Beneficiaries are those who inherit accounts or receive assets when you die. When you name a beneficiary, you give that individual or entity a legal claim that overrides anything you've set out in a will. You also allow the beneficiary to avoid the whims, costs and delays of a probate court proceeding. Beneficiary designations must be handled with care, and a regular review of who is supposed to get what, and when, is a smart financial play.
It is possible to name a beneficiary for your bank accounts, including checking and savings accounts as well as certificate of deposits and money market accounts. The beneficiary can be an individual or a revocable trust, meaning a trust that you as the grantor can change or revoke. The point of doing so would be to give the beneficiary clear legal title to the assets, without the complications of probate or the delay involved in inheriting through a will.
An alternative to designating a beneficiary would be simply retitling the bank account, or making it a joint account. By doing this, the new account owner or co-owner has immediate access to the funds and inherits the entire account on the death of the original owner. In some states, there are some tax advantages to retitling accounts. Pennsylvania, for example, levies an inheritance tax on only half the assets if the account is more than a year old and the co-owner is a parent or child. However, there is no inheritance tax savings with a revocable trust.
Control of Assets

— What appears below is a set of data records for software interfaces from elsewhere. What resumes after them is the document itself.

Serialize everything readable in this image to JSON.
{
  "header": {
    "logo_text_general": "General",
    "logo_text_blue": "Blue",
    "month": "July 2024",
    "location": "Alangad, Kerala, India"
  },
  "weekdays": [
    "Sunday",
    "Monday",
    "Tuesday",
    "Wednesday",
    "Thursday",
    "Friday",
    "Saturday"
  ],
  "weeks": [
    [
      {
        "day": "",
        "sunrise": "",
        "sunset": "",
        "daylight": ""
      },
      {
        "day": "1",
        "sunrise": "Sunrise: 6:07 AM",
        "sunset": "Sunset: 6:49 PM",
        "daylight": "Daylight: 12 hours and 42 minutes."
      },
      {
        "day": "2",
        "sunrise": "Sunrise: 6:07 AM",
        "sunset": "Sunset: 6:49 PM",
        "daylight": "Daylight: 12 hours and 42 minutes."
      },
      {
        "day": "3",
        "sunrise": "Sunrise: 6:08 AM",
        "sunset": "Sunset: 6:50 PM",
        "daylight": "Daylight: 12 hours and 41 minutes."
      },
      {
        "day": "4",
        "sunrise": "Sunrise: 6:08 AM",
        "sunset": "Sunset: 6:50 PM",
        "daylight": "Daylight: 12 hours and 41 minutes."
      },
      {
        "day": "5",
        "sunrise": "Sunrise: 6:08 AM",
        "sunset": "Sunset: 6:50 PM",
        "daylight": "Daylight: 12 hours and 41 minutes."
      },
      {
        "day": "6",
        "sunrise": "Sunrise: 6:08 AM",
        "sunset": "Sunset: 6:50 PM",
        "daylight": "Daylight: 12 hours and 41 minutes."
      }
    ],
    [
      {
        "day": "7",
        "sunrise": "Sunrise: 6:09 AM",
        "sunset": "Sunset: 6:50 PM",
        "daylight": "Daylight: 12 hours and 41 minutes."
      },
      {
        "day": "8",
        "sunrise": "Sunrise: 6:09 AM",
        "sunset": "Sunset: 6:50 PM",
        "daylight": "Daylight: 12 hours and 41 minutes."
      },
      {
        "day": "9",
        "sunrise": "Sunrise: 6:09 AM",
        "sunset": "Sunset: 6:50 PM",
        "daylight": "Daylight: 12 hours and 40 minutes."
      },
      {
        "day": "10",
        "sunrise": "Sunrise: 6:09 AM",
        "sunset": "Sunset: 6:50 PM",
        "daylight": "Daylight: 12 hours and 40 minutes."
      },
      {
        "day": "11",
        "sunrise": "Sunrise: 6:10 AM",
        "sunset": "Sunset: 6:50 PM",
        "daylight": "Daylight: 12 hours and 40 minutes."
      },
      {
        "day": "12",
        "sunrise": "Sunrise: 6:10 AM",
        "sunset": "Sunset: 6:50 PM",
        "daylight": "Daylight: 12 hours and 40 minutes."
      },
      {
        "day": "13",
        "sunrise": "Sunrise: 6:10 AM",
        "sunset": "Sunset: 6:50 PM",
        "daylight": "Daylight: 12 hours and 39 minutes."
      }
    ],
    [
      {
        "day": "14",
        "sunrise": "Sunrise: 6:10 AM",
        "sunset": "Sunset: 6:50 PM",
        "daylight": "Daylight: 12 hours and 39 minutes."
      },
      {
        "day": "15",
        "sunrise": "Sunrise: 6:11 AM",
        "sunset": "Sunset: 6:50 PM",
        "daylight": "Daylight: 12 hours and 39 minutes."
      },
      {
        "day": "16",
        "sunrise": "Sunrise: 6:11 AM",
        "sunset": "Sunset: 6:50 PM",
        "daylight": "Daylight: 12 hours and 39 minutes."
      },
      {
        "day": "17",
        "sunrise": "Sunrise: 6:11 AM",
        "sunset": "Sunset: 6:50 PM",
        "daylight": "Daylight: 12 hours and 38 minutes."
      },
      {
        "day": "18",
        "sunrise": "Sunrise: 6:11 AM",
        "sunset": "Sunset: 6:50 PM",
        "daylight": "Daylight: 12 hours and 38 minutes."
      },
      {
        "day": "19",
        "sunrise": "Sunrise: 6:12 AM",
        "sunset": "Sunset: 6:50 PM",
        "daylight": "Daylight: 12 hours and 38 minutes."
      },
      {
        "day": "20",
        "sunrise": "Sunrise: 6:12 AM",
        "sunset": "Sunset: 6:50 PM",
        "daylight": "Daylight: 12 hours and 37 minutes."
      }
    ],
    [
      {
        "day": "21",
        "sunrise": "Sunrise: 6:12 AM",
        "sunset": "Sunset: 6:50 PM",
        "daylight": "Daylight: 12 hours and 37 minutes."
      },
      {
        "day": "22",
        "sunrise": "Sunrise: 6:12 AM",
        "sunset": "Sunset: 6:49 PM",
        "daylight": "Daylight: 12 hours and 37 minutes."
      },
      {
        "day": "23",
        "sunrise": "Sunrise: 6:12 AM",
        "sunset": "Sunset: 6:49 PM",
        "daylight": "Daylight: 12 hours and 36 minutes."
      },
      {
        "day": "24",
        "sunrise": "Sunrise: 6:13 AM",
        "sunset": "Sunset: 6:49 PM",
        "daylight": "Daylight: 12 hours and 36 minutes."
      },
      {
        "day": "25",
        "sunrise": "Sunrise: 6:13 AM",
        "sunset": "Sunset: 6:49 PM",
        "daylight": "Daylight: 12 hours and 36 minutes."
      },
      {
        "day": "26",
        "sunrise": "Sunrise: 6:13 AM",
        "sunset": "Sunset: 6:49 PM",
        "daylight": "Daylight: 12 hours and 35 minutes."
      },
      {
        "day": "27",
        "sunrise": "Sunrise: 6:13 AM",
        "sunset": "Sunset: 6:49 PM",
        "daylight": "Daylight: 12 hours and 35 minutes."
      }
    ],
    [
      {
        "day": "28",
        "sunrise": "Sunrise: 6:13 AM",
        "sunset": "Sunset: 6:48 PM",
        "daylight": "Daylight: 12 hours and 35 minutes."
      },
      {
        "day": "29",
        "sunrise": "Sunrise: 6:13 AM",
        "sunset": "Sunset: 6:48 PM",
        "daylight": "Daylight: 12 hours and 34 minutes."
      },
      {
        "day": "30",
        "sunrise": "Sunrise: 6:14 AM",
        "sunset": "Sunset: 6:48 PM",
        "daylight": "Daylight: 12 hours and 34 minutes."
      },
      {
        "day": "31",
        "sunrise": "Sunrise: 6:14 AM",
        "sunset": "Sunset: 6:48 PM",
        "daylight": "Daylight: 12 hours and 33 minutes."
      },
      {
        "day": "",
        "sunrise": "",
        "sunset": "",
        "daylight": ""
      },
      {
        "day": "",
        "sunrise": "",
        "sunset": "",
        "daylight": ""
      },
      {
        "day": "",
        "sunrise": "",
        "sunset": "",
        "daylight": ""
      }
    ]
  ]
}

If you make a revocable trust the beneficiary of a bank account, you allow the trust to inherit the assets in the account directly. If you retitle the account in the name of a trust, then you allow the trustee -- who can be a relative, a friend, an attorney or yourself -- direct control over deposits and withdrawals, subject to the directions set down in the trust document. You would still have control over the assets as the trust grantor, who has the right to change the terms at any time, appoint a new trustee, add or remove beneficiaries, or place new assets into the trust.
Payable on Death
A payable on death or POD account accomplishes the same probate avoidance as a beneficiary designation. The POD account -- also known as a transfer on death account -- goes directly to the individual or group named as the beneficiary. This trumps any instructions that you may have included in your will. The POD account has an important limitation: It does not allow you to name an alternate beneficiary. With an ordinary bank account retitled to a revocable trust, you can select a second beneficiary to receive the account in case the first is not alive when you pass away.
Retitling and Insurance
You can retitle a bank account simply by filling out paperwork with the bank renaming the account. The new title indicates that a named trustee now holds the account under the trust name, such as the "Bob Jones Revocable Trust." Check the bank's policies carefully; in the case of certificate of deposit accounts, the bank may consider a retitling as a withdrawal, and levy early-withdrawal fees as a result. Accounts held by a trust are entitled to $250,000 of coverage from the Federal Deposit Insurance Corporation, in the case of a bank failure, for each beneficiary who has the right to inherit the assets on the passing of the trust owner.